From 2008-2010, the NYC Department of Health and Mental Hygiene partnered with the CUNY School of Public Health at Hunter College to create the Health Equity Project, an intervention aimed at increasing the capacity of urban youth to identify and take action to reduce food-related health disparities. By coincidence, the coordinator for Community Food Funders participated in this project while leading a teen group in the South Bronx.
The Health Equity Project partnered with youth-serving agencies to engage teen ages 14-18 in three phases: workshops to gain understanding about food and nutrition issues, research in the form of community food assessments, and action projects designed by the youth to improve their community’s health. This report, Engaging Youth in Food Activism in New York City: Lessons Learned From A Youth Organization, Health Department, and University Partnership, documents the implementation and findings of the Health Equity Project.
From the abstract:
Research indicates that insufficient emphasis on community collaboration and partnership can thwart innovative community-driven work on the social determinants of health by local health departments. Appreciating the importance of enhancing community participation, the New York City Department of Health and Mental Hygiene (DOHMH) helped lead the development of the Health Equity Project (HEP), an intervention aimed at increasing the capacity of urban youth to identify and take action to reduce food-related health disparities. DOHMH partnered with the City University of New York School of Public Health and several local youth organizations to design and implement the intervention. HEP was conducted with 373 young people in 17 cohorts at 14 unique sites: six in Brooklyn, six in the Bronx, and two in Harlem. Partnered youth organizations hosted three stages of work: interactive workshops on neighborhood health disparities, food environments, and health outcomes; food-focused research projects conducted by youth; and small-scale action projects designed to change local food environments. Through these activities, HEP appears to have been successful in introducing youth to the social, economic, and political factors that shape food environments and to the influence of food on health outcomes. The intervention was also somewhat successful in providing youth with community-based participatory research skills and engaging them in documenting and then acting to change their neighborhood food environments.

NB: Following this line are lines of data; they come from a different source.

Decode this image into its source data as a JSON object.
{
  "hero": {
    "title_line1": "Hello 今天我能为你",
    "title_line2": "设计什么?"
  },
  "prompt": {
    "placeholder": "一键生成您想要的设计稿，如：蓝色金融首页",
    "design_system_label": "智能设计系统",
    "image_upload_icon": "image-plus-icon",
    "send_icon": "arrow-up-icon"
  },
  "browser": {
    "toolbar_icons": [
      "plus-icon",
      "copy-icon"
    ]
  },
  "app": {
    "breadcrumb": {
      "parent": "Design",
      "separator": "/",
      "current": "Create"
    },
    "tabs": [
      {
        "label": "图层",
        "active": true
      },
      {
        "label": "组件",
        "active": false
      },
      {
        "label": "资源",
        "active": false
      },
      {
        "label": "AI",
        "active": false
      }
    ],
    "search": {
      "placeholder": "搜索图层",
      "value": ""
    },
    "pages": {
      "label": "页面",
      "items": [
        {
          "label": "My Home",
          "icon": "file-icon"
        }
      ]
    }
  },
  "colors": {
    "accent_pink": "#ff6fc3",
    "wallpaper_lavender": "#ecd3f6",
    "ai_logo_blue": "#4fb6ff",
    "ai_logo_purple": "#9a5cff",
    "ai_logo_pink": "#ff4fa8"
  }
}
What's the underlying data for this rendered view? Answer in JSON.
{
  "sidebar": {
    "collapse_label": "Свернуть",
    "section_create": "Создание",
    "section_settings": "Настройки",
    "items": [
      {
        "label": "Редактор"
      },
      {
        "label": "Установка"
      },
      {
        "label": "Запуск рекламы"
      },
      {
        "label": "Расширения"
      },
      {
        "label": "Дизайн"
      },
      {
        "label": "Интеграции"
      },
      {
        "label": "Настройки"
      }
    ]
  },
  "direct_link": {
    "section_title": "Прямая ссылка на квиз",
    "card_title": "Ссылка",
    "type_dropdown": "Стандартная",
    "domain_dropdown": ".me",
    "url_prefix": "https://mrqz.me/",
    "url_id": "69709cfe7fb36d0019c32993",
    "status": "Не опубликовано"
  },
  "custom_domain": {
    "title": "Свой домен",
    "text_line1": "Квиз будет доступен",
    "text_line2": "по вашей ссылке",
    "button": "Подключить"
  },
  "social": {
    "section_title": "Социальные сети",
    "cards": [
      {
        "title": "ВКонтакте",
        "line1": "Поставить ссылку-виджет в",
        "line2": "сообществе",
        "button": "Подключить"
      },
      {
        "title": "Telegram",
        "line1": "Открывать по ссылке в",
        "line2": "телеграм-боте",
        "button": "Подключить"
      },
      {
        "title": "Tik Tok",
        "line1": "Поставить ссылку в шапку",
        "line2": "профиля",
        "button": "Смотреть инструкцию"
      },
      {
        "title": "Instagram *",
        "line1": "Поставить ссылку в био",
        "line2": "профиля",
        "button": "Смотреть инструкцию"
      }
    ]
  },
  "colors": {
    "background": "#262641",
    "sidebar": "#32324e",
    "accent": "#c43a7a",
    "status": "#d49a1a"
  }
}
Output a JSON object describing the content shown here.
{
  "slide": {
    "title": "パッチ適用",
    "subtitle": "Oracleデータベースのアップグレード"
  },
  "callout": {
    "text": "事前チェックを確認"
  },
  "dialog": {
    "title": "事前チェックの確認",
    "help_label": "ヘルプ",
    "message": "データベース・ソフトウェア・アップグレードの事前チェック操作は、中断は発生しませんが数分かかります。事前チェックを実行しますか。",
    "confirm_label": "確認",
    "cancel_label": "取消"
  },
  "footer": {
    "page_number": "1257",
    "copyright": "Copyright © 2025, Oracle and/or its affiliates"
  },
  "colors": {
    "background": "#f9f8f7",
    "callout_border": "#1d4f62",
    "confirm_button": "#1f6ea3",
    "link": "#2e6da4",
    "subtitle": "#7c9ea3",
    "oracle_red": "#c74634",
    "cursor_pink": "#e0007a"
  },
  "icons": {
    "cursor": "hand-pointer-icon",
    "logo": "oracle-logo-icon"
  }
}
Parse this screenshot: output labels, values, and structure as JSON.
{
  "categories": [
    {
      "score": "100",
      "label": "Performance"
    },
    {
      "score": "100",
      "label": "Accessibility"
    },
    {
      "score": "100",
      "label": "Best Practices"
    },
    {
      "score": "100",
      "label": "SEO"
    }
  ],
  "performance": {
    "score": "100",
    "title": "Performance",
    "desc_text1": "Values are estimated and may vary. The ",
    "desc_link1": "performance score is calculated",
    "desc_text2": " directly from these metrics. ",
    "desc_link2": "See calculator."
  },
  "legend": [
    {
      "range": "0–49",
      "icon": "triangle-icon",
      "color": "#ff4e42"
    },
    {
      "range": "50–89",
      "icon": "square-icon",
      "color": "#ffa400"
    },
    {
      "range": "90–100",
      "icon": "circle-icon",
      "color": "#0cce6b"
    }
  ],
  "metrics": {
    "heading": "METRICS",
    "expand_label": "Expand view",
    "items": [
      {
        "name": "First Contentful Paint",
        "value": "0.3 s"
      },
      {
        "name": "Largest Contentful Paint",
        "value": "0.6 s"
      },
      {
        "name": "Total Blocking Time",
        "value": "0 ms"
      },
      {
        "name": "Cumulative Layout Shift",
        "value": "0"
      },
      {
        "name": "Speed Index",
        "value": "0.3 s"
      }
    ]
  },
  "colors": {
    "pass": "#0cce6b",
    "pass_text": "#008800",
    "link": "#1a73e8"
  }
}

In the short term, we are unable to assess how successful HEP has been in building young leaders who will continue to engage in this kind of activism, but we suspect that more extended interactions would be needed to achieve this more ambitious goal. Experiences at these sites suggest that youth organizations with a demonstrated capacity to engage youth in community service or activism and a commitment to improving food or other health-promoting community resources make the most suitable and successful partners for this kind of effort.
The full report can be accessed for free here.